- First group – facts, beliefs and opinions about organic foods /nutritional value, perceptions, taste/. Health risks of GMO and GMO-based diet.
- Second group - facts, beliefs and opinions about GMO /nutritional value, perceptions, taste/. Health risks of organic foods and organic food-based diets.

> Working with the whole group, define the meaning and relevance of every opinion, belief, fact, expectation found during their group work. It is important to classify the information as a fact or belief/opinion/expectation. Each subgroup is searching for information about the idea they are responsible for.
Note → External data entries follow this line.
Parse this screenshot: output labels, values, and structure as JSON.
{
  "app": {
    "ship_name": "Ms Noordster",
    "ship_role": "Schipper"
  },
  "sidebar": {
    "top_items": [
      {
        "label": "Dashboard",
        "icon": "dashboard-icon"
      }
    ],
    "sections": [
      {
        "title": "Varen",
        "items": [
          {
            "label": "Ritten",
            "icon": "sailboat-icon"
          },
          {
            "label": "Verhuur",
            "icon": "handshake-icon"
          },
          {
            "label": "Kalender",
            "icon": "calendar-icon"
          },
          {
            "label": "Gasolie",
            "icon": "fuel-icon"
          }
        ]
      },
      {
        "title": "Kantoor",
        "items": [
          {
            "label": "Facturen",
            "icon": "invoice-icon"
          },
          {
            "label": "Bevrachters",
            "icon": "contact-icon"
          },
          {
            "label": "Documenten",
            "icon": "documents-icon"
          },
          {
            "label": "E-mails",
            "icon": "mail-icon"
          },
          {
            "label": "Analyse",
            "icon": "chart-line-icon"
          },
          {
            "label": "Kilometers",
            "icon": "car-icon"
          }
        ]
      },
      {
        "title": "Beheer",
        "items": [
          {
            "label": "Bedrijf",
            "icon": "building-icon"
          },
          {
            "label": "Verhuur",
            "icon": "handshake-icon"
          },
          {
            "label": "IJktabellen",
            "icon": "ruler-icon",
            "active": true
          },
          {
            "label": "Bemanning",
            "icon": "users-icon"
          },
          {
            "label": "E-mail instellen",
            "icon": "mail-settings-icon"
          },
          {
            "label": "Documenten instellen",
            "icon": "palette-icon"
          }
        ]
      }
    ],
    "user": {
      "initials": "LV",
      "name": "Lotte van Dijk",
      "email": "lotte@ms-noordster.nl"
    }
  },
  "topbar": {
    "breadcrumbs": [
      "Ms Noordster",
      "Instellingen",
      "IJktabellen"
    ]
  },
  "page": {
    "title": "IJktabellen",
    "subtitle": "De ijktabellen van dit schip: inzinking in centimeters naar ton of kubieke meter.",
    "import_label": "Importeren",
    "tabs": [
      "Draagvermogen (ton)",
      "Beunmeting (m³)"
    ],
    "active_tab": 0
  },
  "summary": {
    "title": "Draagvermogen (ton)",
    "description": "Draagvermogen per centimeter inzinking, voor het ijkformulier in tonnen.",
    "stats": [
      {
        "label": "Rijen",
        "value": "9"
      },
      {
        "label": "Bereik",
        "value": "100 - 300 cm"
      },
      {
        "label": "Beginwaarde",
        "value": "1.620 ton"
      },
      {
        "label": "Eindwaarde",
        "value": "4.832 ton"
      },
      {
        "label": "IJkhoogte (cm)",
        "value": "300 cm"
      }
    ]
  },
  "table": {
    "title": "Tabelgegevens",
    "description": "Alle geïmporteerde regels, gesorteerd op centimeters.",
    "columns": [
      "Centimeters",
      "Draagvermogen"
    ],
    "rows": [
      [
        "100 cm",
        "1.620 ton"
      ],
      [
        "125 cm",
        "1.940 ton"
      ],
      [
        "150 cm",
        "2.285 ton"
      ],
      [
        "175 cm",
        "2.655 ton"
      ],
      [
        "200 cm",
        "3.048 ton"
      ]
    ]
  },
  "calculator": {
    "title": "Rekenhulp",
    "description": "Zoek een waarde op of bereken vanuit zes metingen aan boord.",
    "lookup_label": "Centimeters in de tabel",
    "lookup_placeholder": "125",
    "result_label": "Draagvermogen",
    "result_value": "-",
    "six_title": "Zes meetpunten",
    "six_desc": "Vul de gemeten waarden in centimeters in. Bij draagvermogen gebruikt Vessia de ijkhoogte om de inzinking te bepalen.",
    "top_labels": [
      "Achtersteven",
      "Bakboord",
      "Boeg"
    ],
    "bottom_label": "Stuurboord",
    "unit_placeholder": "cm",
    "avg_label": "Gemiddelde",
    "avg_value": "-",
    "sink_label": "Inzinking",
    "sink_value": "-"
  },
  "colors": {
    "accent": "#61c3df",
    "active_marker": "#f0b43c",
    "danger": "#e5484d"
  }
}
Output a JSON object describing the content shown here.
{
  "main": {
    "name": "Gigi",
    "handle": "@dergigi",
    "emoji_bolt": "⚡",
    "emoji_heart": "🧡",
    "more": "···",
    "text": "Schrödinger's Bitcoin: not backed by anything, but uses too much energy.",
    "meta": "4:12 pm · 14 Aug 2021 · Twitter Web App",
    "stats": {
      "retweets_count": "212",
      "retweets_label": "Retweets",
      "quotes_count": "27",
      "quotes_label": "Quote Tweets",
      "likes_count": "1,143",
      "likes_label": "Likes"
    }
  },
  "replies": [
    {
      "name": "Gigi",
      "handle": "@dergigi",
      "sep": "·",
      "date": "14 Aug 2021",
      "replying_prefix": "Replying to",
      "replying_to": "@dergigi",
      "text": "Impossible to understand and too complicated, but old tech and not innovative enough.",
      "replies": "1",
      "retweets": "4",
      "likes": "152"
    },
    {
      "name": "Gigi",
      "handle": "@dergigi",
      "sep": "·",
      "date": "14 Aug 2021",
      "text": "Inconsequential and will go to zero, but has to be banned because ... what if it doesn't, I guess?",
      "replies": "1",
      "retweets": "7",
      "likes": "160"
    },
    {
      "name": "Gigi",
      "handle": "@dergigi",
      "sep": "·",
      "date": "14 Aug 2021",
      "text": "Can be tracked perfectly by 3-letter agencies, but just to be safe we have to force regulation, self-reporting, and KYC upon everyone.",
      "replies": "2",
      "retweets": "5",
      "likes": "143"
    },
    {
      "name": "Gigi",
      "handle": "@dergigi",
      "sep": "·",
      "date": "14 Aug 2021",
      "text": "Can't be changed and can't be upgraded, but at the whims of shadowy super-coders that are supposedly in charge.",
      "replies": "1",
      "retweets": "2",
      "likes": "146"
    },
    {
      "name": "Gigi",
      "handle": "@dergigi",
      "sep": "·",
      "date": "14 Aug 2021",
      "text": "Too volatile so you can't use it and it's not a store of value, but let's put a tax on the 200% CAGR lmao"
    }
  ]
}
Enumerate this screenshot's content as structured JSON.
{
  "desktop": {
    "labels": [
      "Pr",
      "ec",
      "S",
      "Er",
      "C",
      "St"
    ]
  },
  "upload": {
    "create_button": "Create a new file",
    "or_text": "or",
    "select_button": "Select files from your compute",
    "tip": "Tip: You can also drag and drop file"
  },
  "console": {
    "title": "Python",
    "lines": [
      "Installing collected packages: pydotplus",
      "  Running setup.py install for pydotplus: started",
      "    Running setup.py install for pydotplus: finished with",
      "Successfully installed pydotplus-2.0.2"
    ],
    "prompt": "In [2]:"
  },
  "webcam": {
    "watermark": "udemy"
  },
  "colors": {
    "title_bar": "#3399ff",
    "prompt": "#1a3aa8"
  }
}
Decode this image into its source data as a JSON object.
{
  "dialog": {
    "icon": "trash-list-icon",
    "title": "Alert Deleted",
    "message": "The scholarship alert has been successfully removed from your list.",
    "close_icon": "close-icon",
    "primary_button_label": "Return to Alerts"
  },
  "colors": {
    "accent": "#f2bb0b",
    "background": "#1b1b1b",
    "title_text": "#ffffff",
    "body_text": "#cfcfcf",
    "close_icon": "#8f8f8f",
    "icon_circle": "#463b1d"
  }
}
> Explain, by examples, what are memes and why they are considered parody/irony. As a challenge, ask each group to find and be ready to illustrate their key findings with the help of memes. Ask the learners to use memes that they find on the internet. Use this opportunity to show them how meme-generators work.

> Ask the groups to re-evaluate their position and the arguments found in the provided resources and already used in the debate. Encourage self-reflection with focus on information/disinformation. In full group: enlist, explain, provide example of properties which may indicate disinformation or manipulation. Discuss dangers from disinformation arising specifically in the food context.

De Facto pillars

Motivated Cognition: Explain what motivated cognition is and provide examples using the activity just completed (e.g. trusting particular sources, being influenced by...) - list or refer to a list with many possible instances of motivated cognition.

Frames and Framing: Explain the concept and ask the learners to reflect whether the debate around organic foods and GMO can be regarded through frames. Attempt to define these frames.

Additional online tools


You have selected a topic from the Disinformation Games area. Please be advised that this area hosts, or links to, resources that contain misinformation or disinformation. The presence of such materials is to assist in developing and sustaining skills for navigating and detecting disinformation. To achieve this goal – and with clear intent – none of the materials are explicitly marked as true or not true.